In timely and incisive analysis, our experts parse the latest development news and devise practical solutions to new and emerging challenges. Our events convene the top thinkers and doers in global development.
Director of the US Development Policy Initiative and Senior Fellow, Center for Global Development
Acting Vice President, Department of Compact Operations, Millennium Challenge Corporation
Senior Deputy Assistant to the Administrator in the Bureau for Policy, Planning and Learning, United States Agency for International Development
Distinguished Visiting Fellow, Center for Global Development
Senior Policy Analyst, Center for Global Development
Please join us to hear policymakers from inside and outside the US government discuss their experience applying the principle of country ownership, reflecting on its importance, and discussing challenges and trade-offs. Also available will be new research from CGD’s US Development Policy Initiative that reviews US development agencies’ progress implementing country ownership, identifies constraints the agencies face, and offers recommendations for better execution of a country ownership approach in practice.

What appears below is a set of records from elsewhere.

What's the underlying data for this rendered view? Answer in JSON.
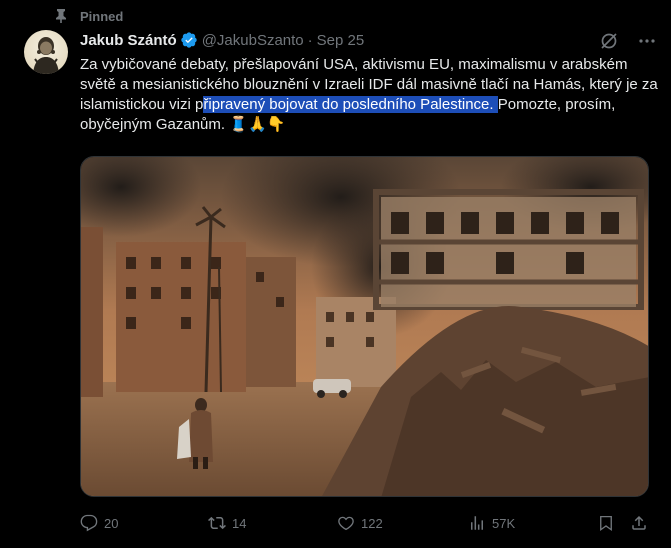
{
  "pinned": {
    "label": "Pinned",
    "icon": "pin-icon"
  },
  "author": {
    "display_name": "Jakub Szántó",
    "handle": "@JakubSzanto",
    "date": "Sep 25",
    "verified": true,
    "verified_color": "#1d9bf0"
  },
  "tweet": {
    "text_before": "Za vybičované debaty, přešlapování USA, aktivismu EU, maximalismu v arabském světě a mesianistického blouznění v Izraeli IDF dál masivně tlačí na Hamás, který je za islamistickou vizi p",
    "text_highlighted": "řipravený bojovat do posledního Palestince. ",
    "text_after": "Pomozte, prosím, obyčejným Gazanům.",
    "emoji": [
      "🧵",
      "🙏",
      "👇"
    ],
    "highlight_color": "#1d4eb8"
  },
  "media": {
    "icon": "ruined-city-image"
  },
  "actions": {
    "replies": "20",
    "reposts": "14",
    "likes": "122",
    "views": "57K"
  }
}
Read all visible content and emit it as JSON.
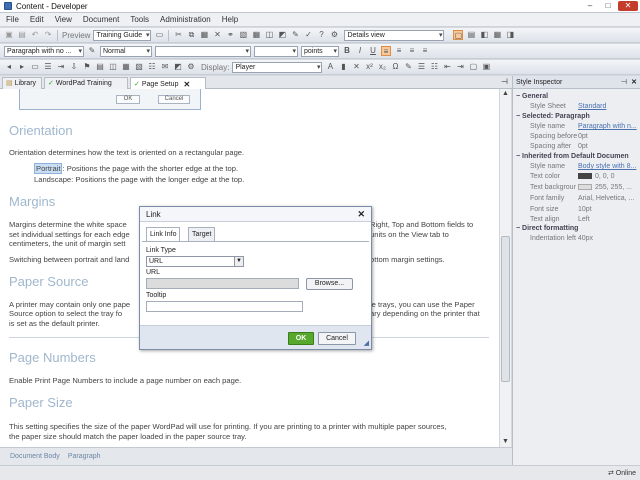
{
  "window": {
    "title": "Content - Developer",
    "minimize": "–",
    "maximize": "□",
    "close": "✕"
  },
  "menu": [
    "File",
    "Edit",
    "View",
    "Document",
    "Tools",
    "Administration",
    "Help"
  ],
  "toolbar1": {
    "preview_label": "Preview",
    "style_set": "Training Guide",
    "view_mode": "Details view"
  },
  "toolbar2": {
    "paragraph_style": "Paragraph with no ...",
    "char_style": "Normal",
    "font": "",
    "size": "",
    "units": "points"
  },
  "toolbar3": {
    "display_label": "Display:",
    "display_value": "Player"
  },
  "tabs": [
    {
      "label": "Library"
    },
    {
      "label": "WordPad Training"
    },
    {
      "label": "Page Setup"
    }
  ],
  "document": {
    "shot_ok": "OK",
    "shot_cancel": "Cancel",
    "h_orientation": "Orientation",
    "p_orientation": "Orientation determines how the text is oriented on a rectangular page.",
    "portrait_word": "Portrait",
    "portrait_rest": ": Positions the page with the shorter edge at the top.",
    "landscape": "Landscape: Positions the page with the longer edge at the top.",
    "h_margins": "Margins",
    "p_margins_1a": "Margins determine the white space",
    "p_margins_1b": "Right, Top and Bottom fields to",
    "p_margins_2a": "set individual settings for each edge",
    "p_margins_2b": "units on the View tab to",
    "p_margins_3": "centimeters, the unit of margin sett",
    "p_margins_4a": "Switching between portrait and land",
    "p_margins_4b": "ottom margin settings.",
    "h_papersource": "Paper Source",
    "p_ps_1a": "A printer may contain only one pape",
    "p_ps_1b": "le trays, you can use the Paper",
    "p_ps_2a": "Source option to select the tray fo",
    "p_ps_2b": "ary depending on the printer that",
    "p_ps_3": "is set as the default printer.",
    "h_pagenumbers": "Page Numbers",
    "p_pn": "Enable Print Page Numbers to include a page number on each page.",
    "h_papersize": "Paper Size",
    "p_size_1": "This setting specifies the size of the paper WordPad will use for printing. If you are printing to a printer with multiple paper sources,",
    "p_size_2": "the paper size should match the paper loaded in the paper source tray."
  },
  "status": [
    "Document Body",
    "Paragraph"
  ],
  "inspector": {
    "title": "Style Inspector",
    "general": "General",
    "style_sheet_label": "Style Sheet",
    "style_sheet_value": "Standard",
    "selected": "Selected: Paragraph",
    "style_name_label": "Style name",
    "style_name_value": "Paragraph with n...",
    "spacing_before_label": "Spacing before",
    "spacing_before_value": "0pt",
    "spacing_after_label": "Spacing after",
    "spacing_after_value": "0pt",
    "inherited": "Inherited from Default Documen",
    "style_name2_label": "Style name",
    "style_name2_value": "Body style with 8...",
    "text_color_label": "Text color",
    "text_color_value": "0, 0, 0",
    "text_bg_label": "Text backgrour",
    "text_bg_value": "255, 255, ...",
    "font_family_label": "Font family",
    "font_family_value": "Arial, Helvetica, ...",
    "font_size_label": "Font size",
    "font_size_value": "10pt",
    "text_align_label": "Text align",
    "text_align_value": "Left",
    "direct": "Direct formatting",
    "indent_value": "Indentation left 40px"
  },
  "bottom": {
    "online": "Online"
  },
  "dialog": {
    "title": "Link",
    "tab_linkinfo": "Link Info",
    "tab_target": "Target",
    "link_type_label": "Link Type",
    "link_type_value": "URL",
    "url_label": "URL",
    "url_value": "",
    "browse": "Browse...",
    "tooltip_label": "Tooltip",
    "tooltip_value": "",
    "ok": "OK",
    "cancel": "Cancel"
  },
  "colors": {
    "heading": "#9fb7cd",
    "ok_green": "#58a82e",
    "link": "#4a72b0"
  }
}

The 90-minute panel will be followed by a reception.
Every year, more than 5 million women, children and adolescents die from preventable conditions, due to a significant financing gap for healthcare for women, children and adolescents, and inadequate incentives for provision and use of quality health services, among other factors. The Global Financing Facility (GFF) in support of Every Woman Every Child is a new approach to sustainable global health financing that is supporting countries’ approaches to financing and investing in the health of their people.
Many practitioners and researchers are grappling with how to better measure women’s and girls’ empowerment in impact evaluations. Which approaches to measuring a complex social outcome like decision-making power should we use, and can we improve on our existing models? When should we use internationally standardized survey questions and when is it better to develop locally tailored ones? Can non-survey instruments pick up useful information that surveys can’t, and when should we think about using them?
Five members of the Zimbabwe Working Group traveled to Harare May 20-25 to meet with the government, opposition leaders, and a wide range of business, religious, and civil society organizations to assess prospects for free and fair elections and for meaningful political and economic reform. Please join us to hear from the delegation as they share their findings and recommendations for US policy.